» **ASSIGNMENT**
A faithful copy of the data is the goal; set it down exactly, without the images.

BEGIN

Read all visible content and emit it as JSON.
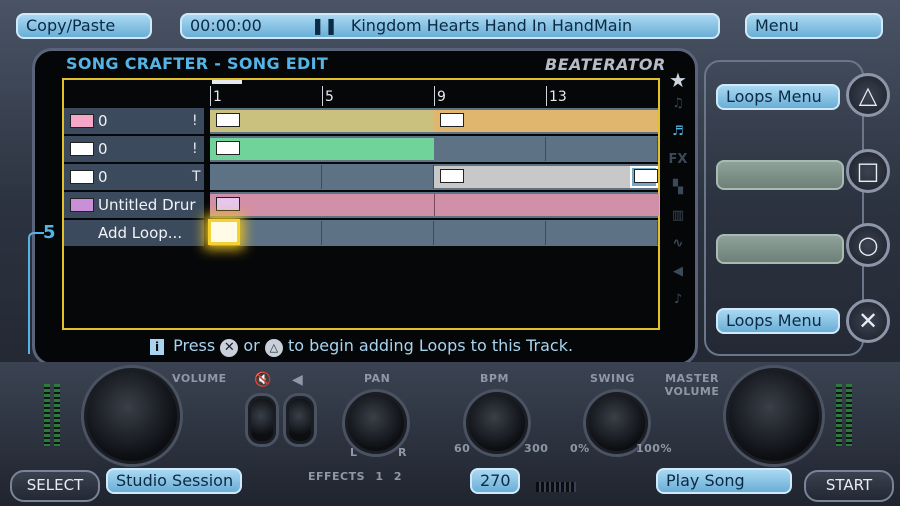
{
  "topbar": {
    "copy_paste": "Copy/Paste",
    "time": "00:00:00",
    "song_title": "Kingdom Hearts Hand In HandMain",
    "menu": "Menu"
  },
  "screen": {
    "title": "SONG CRAFTER - SONG EDIT",
    "brand": "BEATERATOR"
  },
  "ruler": {
    "ticks": [
      "1",
      "5",
      "9",
      "13"
    ]
  },
  "tracks": [
    {
      "name": "0",
      "tail": "!",
      "type": "melody"
    },
    {
      "name": "0",
      "tail": "!",
      "type": "melody"
    },
    {
      "name": "0",
      "tail": "T",
      "type": "melody"
    },
    {
      "name": "Untitled Drur",
      "tail": "",
      "type": "drum"
    }
  ],
  "add_loop": "Add Loop...",
  "track_counter": "5",
  "hint": {
    "pre": "Press",
    "or": "or",
    "post": "to begin adding Loops to this Track."
  },
  "right_panel": {
    "loops_menu_top": "Loops Menu",
    "loops_menu_bottom": "Loops Menu"
  },
  "controls": {
    "volume": "VOLUME",
    "pan": "PAN",
    "bpm": "BPM",
    "swing": "SWING",
    "master_volume": "MASTER VOLUME",
    "effects": "EFFECTS",
    "effects_1": "1",
    "effects_2": "2",
    "pan_l": "L",
    "pan_r": "R",
    "bpm_min": "60",
    "bpm_max": "300",
    "swing_min": "0%",
    "swing_max": "100%"
  },
  "bottom": {
    "select": "SELECT",
    "studio_session": "Studio Session",
    "bpm_value": "270",
    "play_song": "Play Song",
    "start": "START"
  }
}
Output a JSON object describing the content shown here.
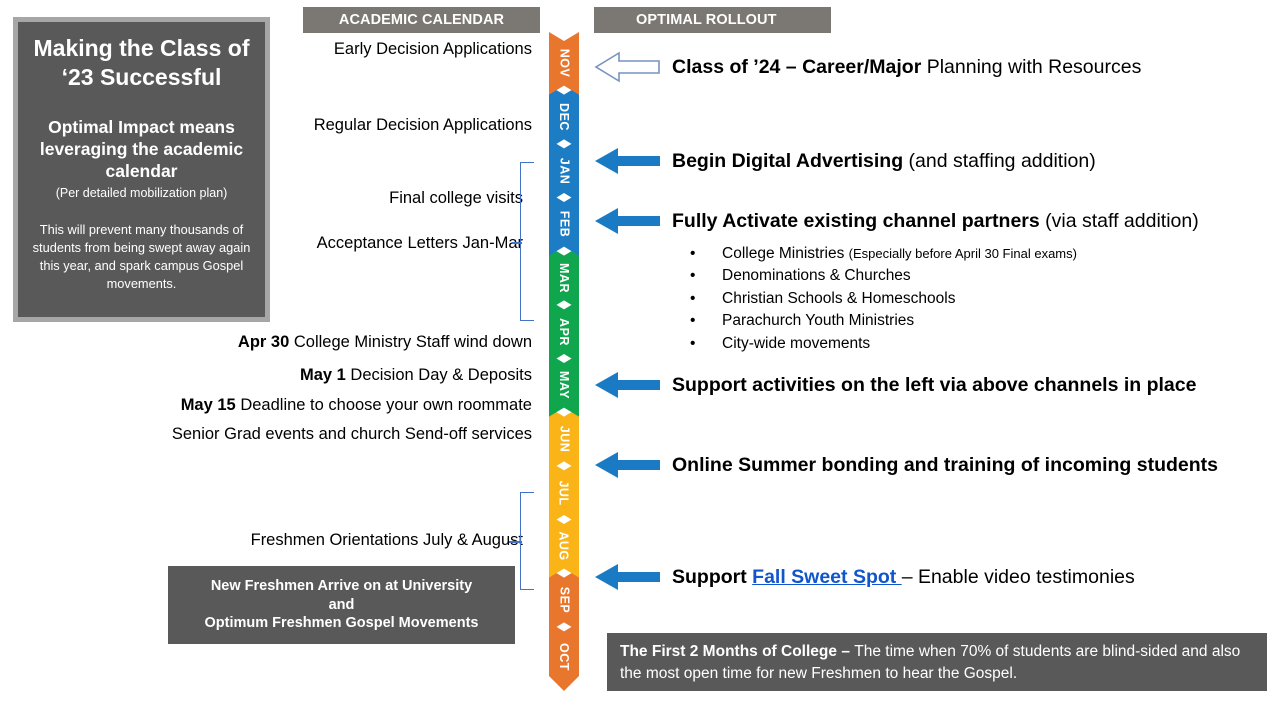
{
  "headers": {
    "academic_calendar": "ACADEMIC CALENDAR",
    "optimal_rollout": "OPTIMAL ROLLOUT"
  },
  "title_card": {
    "heading": "Making the Class of ‘23 Successful",
    "subheading": "Optimal Impact means leveraging the academic calendar",
    "note": "(Per detailed mobilization plan)",
    "body": "This will prevent many thousands of students from being swept away again this year, and spark campus Gospel movements."
  },
  "calendar_items": [
    {
      "lead": "",
      "text": "Early Decision Applications"
    },
    {
      "lead": "",
      "text": "Regular Decision Applications"
    },
    {
      "lead": "",
      "text": "Final college visits"
    },
    {
      "lead": "",
      "text": "Acceptance Letters Jan-Mar"
    },
    {
      "lead": "Apr 30",
      "text": "College Ministry Staff wind down"
    },
    {
      "lead": "May 1",
      "text": "Decision Day & Deposits"
    },
    {
      "lead": "May 15",
      "text": "Deadline to choose your own roommate"
    },
    {
      "lead": "",
      "text": "Senior Grad events and church Send-off services"
    },
    {
      "lead": "",
      "text": "Freshmen Orientations July & August"
    }
  ],
  "freshmen_box": {
    "line1": "New Freshmen Arrive on at University",
    "line2": "and",
    "line3": "Optimum Freshmen Gospel Movements"
  },
  "months": [
    {
      "label": "NOV",
      "color": "#E8762C"
    },
    {
      "label": "DEC",
      "color": "#1D7DC4"
    },
    {
      "label": "JAN",
      "color": "#1D7DC4"
    },
    {
      "label": "FEB",
      "color": "#1D7DC4"
    },
    {
      "label": "MAR",
      "color": "#0FA64E"
    },
    {
      "label": "APR",
      "color": "#0FA64E"
    },
    {
      "label": "MAY",
      "color": "#0FA64E"
    },
    {
      "label": "JUN",
      "color": "#FBB418"
    },
    {
      "label": "JUL",
      "color": "#FBB418"
    },
    {
      "label": "AUG",
      "color": "#FBB418"
    },
    {
      "label": "SEP",
      "color": "#E8762C"
    },
    {
      "label": "OCT",
      "color": "#E8762C"
    }
  ],
  "rollout_rows": [
    {
      "arrow": "hollow-left-arrow",
      "segments": [
        {
          "text": "Class of ’24 – Career/Major",
          "style": "strong"
        },
        {
          "text": " Planning with Resources",
          "style": "normal"
        }
      ]
    },
    {
      "arrow": "solid-left-arrow",
      "segments": [
        {
          "text": "Begin Digital Advertising",
          "style": "strong"
        },
        {
          "text": " (and staffing addition)",
          "style": "normal"
        }
      ]
    },
    {
      "arrow": "solid-left-arrow",
      "segments": [
        {
          "text": "Fully Activate existing channel partners",
          "style": "strong"
        },
        {
          "text": " (via staff addition)",
          "style": "normal"
        }
      ]
    },
    {
      "arrow": "solid-left-arrow",
      "segments": [
        {
          "text": "Support activities on the left via above channels in place",
          "style": "strong"
        }
      ]
    },
    {
      "arrow": "solid-left-arrow",
      "segments": [
        {
          "text": "Online Summer bonding and training of incoming students",
          "style": "strong"
        }
      ]
    },
    {
      "arrow": "solid-left-arrow",
      "segments": [
        {
          "text": "Support ",
          "style": "strong"
        },
        {
          "text": "Fall Sweet Spot ",
          "style": "link"
        },
        {
          "text": "– Enable video testimonies",
          "style": "normal"
        }
      ]
    }
  ],
  "channel_bullets": [
    {
      "text": "College Ministries ",
      "note": "(Especially before April 30 Final exams)"
    },
    {
      "text": "Denominations & Churches",
      "note": ""
    },
    {
      "text": "Christian Schools & Homeschools",
      "note": ""
    },
    {
      "text": "Parachurch Youth Ministries",
      "note": ""
    },
    {
      "text": "City-wide movements",
      "note": ""
    }
  ],
  "bottom_banner": {
    "strong": "The First 2 Months of College – ",
    "text": "The time when 70% of students are blind-sided and also the most open time for new Freshmen to hear the Gospel."
  },
  "colors": {
    "dark_gray": "#595959",
    "header_gray": "#7B7772",
    "border_gray": "#A6A6A6",
    "arrow_blue": "#1B7AC4",
    "bracket_blue": "#4472C4",
    "link_blue": "#1155CC"
  }
}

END

» **ANSWER AREA**
Read all visible content and emit it as JSON.
{
  "topbar": {
    "copy_paste": "Copy/Paste",
    "time": "00:00:00",
    "song_title": "Kingdom Hearts Hand In HandMain",
    "menu": "Menu"
  },
  "screen": {
    "title": "SONG CRAFTER - SONG EDIT",
    "brand": "BEATERATOR"
  },
  "ruler": {
    "ticks": [
      "1",
      "5",
      "9",
      "13"
    ]
  },
  "tracks": [
    {
      "name": "0",
      "tail": "!",
      "type": "melody"
    },
    {
      "name": "0",
      "tail": "!",
      "type": "melody"
    },
    {
      "name": "0",
      "tail": "T",
      "type": "melody"
    },
    {
      "name": "Untitled Drur",
      "tail": "",
      "type": "drum"
    }
  ],
  "add_loop": "Add Loop...",
  "track_counter": "5",
  "hint": {
    "pre": "Press",
    "or": "or",
    "post": "to begin adding Loops to this Track."
  },
  "right_panel": {
    "loops_menu_top": "Loops Menu",
    "loops_menu_bottom": "Loops Menu"
  },
  "controls": {
    "volume": "VOLUME",
    "pan": "PAN",
    "bpm": "BPM",
    "swing": "SWING",
    "master_volume": "MASTER VOLUME",
    "effects": "EFFECTS",
    "effects_1": "1",
    "effects_2": "2",
    "pan_l": "L",
    "pan_r": "R",
    "bpm_min": "60",
    "bpm_max": "300",
    "swing_min": "0%",
    "swing_max": "100%"
  },
  "bottom": {
    "select": "SELECT",
    "studio_session": "Studio Session",
    "bpm_value": "270",
    "play_song": "Play Song",
    "start": "START"
  }
}
Output a JSON object describing the content shown here.
{
  "headers": {
    "academic_calendar": "ACADEMIC CALENDAR",
    "optimal_rollout": "OPTIMAL ROLLOUT"
  },
  "title_card": {
    "heading": "Making the Class of ‘23 Successful",
    "subheading": "Optimal Impact means leveraging the academic calendar",
    "note": "(Per detailed mobilization plan)",
    "body": "This will prevent many thousands of students from being swept away again this year, and spark campus Gospel movements."
  },
  "calendar_items": [
    {
      "lead": "",
      "text": "Early Decision Applications"
    },
    {
      "lead": "",
      "text": "Regular Decision Applications"
    },
    {
      "lead": "",
      "text": "Final college visits"
    },
    {
      "lead": "",
      "text": "Acceptance Letters Jan-Mar"
    },
    {
      "lead": "Apr 30",
      "text": "College Ministry Staff wind down"
    },
    {
      "lead": "May 1",
      "text": "Decision Day & Deposits"
    },
    {
      "lead": "May 15",
      "text": "Deadline to choose your own roommate"
    },
    {
      "lead": "",
      "text": "Senior Grad events and church Send-off services"
    },
    {
      "lead": "",
      "text": "Freshmen Orientations July & August"
    }
  ],
  "freshmen_box": {
    "line1": "New Freshmen Arrive on at University",
    "line2": "and",
    "line3": "Optimum Freshmen Gospel Movements"
  },
  "months": [
    {
      "label": "NOV",
      "color": "#E8762C"
    },
    {
      "label": "DEC",
      "color": "#1D7DC4"
    },
    {
      "label": "JAN",
      "color": "#1D7DC4"
    },
    {
      "label": "FEB",
      "color": "#1D7DC4"
    },
    {
      "label": "MAR",
      "color": "#0FA64E"
    },
    {
      "label": "APR",
      "color": "#0FA64E"
    },
    {
      "label": "MAY",
      "color": "#0FA64E"
    },
    {
      "label": "JUN",
      "color": "#FBB418"
    },
    {
      "label": "JUL",
      "color": "#FBB418"
    },
    {
      "label": "AUG",
      "color": "#FBB418"
    },
    {
      "label": "SEP",
      "color": "#E8762C"
    },
    {
      "label": "OCT",
      "color": "#E8762C"
    }
  ],
  "rollout_rows": [
    {
      "arrow": "hollow-left-arrow",
      "segments": [
        {
          "text": "Class of ’24 – Career/Major",
          "style": "strong"
        },
        {
          "text": " Planning with Resources",
          "style": "normal"
        }
      ]
    },
    {
      "arrow": "solid-left-arrow",
      "segments": [
        {
          "text": "Begin Digital Advertising",
          "style": "strong"
        },
        {
          "text": " (and staffing addition)",
          "style": "normal"
        }
      ]
    },
    {
      "arrow": "solid-left-arrow",
      "segments": [
        {
          "text": "Fully Activate existing channel partners",
          "style": "strong"
        },
        {
          "text": " (via staff addition)",
          "style": "normal"
        }
      ]
    },
    {
      "arrow": "solid-left-arrow",
      "segments": [
        {
          "text": "Support activities on the left via above channels in place",
          "style": "strong"
        }
      ]
    },
    {
      "arrow": "solid-left-arrow",
      "segments": [
        {
          "text": "Online Summer bonding and training of incoming students",
          "style": "strong"
        }
      ]
    },
    {
      "arrow": "solid-left-arrow",
      "segments": [
        {
          "text": "Support ",
          "style": "strong"
        },
        {
          "text": "Fall Sweet Spot ",
          "style": "link"
        },
        {
          "text": "– Enable video testimonies",
          "style": "normal"
        }
      ]
    }
  ],
  "channel_bullets": [
    {
      "text": "College Ministries ",
      "note": "(Especially before April 30 Final exams)"
    },
    {
      "text": "Denominations & Churches",
      "note": ""
    },
    {
      "text": "Christian Schools & Homeschools",
      "note": ""
    },
    {
      "text": "Parachurch Youth Ministries",
      "note": ""
    },
    {
      "text": "City-wide movements",
      "note": ""
    }
  ],
  "bottom_banner": {
    "strong": "The First 2 Months of College – ",
    "text": "The time when 70% of students are blind-sided and also the most open time for new Freshmen to hear the Gospel."
  },
  "colors": {
    "dark_gray": "#595959",
    "header_gray": "#7B7772",
    "border_gray": "#A6A6A6",
    "arrow_blue": "#1B7AC4",
    "bracket_blue": "#4472C4",
    "link_blue": "#1155CC"
  }
}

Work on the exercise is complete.